by Libby Collier
Miniature spoons and stained fingertips are my most vivid memories from my first farmer’s market experience, following my mother’s khaki-colored shorts through a farmer’s market in Lakewood, Washington. My siblings and I scanned every surface for free samples, and found plenty.
The market became part of our weekend routine. Sunny days meant the market tables would be partitioned by the aromas of tomatoes, caramels, and herbs. Other days featured the famous Pacific Northwest rain, marinating the market in a fresh green scent. Even now, the smell of warm peaches and rain-rinsed flowers still drift to the surface of my memory.
Throughout my life and the different places I’ve lived and traveled, I’ve found myself perusing avenues created by tents and tables, colored with crates of locally grown fruit and vegetables. While studying in New Zealand, though everything else was foreign to me, I was comforted by the familiarity of the weekly market and its ability to make me feel connected to my home in the US. Conversations overflowed each table, running into the next tent as I walked along rows of vendors selling handmade jams and jars of honey. Occasionally, I would stop noticing the Kiwi accent, and I would travel over 9,000 miles in an instant. The sounds and smells of the Wellington farmer’s market could transport me to the other side of the world: I was back in my college town market in Vermont, watching a group of bees hover over a maple cookie. I was navigating the Lakewood market with my family and friends back home.
But even as I spoke with farmers and vendors in New Zealand, the distance between my life there and my life in the US continued to shrink. I met neighbors that lived on my street and students who had already become friends with my American peers. In turn, my American friends in New Zealand had connections to relatives or classmates of mine from back home. I was able to effortlessly cultivate a network between international populations. The farmer’s market was a touchpoint that linked social constellations across the world.
As a recent college graduate, I’m becoming accustomed to my environment constantly changing. In May, I packed four years of college into a few dilapidated boxes and cumbersome three-dollar Tupperware containers.

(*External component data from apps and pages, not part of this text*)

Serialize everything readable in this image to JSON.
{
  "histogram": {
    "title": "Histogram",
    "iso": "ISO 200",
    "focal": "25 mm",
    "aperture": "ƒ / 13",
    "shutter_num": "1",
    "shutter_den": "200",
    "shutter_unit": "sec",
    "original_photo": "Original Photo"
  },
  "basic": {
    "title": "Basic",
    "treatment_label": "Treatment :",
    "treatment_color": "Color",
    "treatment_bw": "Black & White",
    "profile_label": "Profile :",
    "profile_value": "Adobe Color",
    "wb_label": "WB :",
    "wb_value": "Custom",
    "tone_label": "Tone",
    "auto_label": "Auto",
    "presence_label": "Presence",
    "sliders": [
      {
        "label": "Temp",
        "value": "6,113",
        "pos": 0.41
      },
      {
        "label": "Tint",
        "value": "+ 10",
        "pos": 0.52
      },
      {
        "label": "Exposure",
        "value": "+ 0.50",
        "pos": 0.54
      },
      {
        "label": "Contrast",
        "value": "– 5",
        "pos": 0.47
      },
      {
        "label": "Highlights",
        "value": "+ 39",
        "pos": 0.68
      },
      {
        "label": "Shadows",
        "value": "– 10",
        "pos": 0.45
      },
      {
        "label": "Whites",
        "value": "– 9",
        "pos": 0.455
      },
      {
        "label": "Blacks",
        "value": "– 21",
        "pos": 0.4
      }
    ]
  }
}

My empty room felt eerie, and the process of packing seemed like a metaphor for post-graduate life: disheveled and unstable. I left the comforts of Vermont and the reassuring faces of my friends and professors for New York City. I quickly felt the absence of a social network. Beyond the academics, schools provide a rich curriculum of relationships that’s lost when you leave.
After days of fleeting interactions in New York with individuals in my apartment building and coffee shops, I felt consoled by the sight of the Union Square Market. Four times a week, vendors from the city, as well as farmers from New York, Pennsylvania, Vermont, and other neighboring states, meet in this park in Manhattan.
Wandering the stands, I sampled Andrew’s Honey, made from the “rooftops, balconies, and community gardens of Manhattan, Brooklyn, and Queens.” Silver tops of glass jars reflected orange and red next to bunches of radiant tomatoes. The concrete hexagons of Union Square worked as a blank canvas, deepening the hues of purple kohlrabi, making radishes an alizarin crimson. Kids gathered under the Union Square Greenmarket tent, passing various root vegetables, listening to each of their distinctions. A wooden sign displaying “watercress, lettuce, potatoes, ramps” in bright yellows, greens, and blues mirrored the jovial welcome of the vendor.
I left the Union Square market feeling connected to a community, full of refreshing conversation and samples of coffee cake alike. For the first time since I’d moved, I felt reassured that between the tall, daunting buildings of New York City, there were networks and neighbors to be found at the market.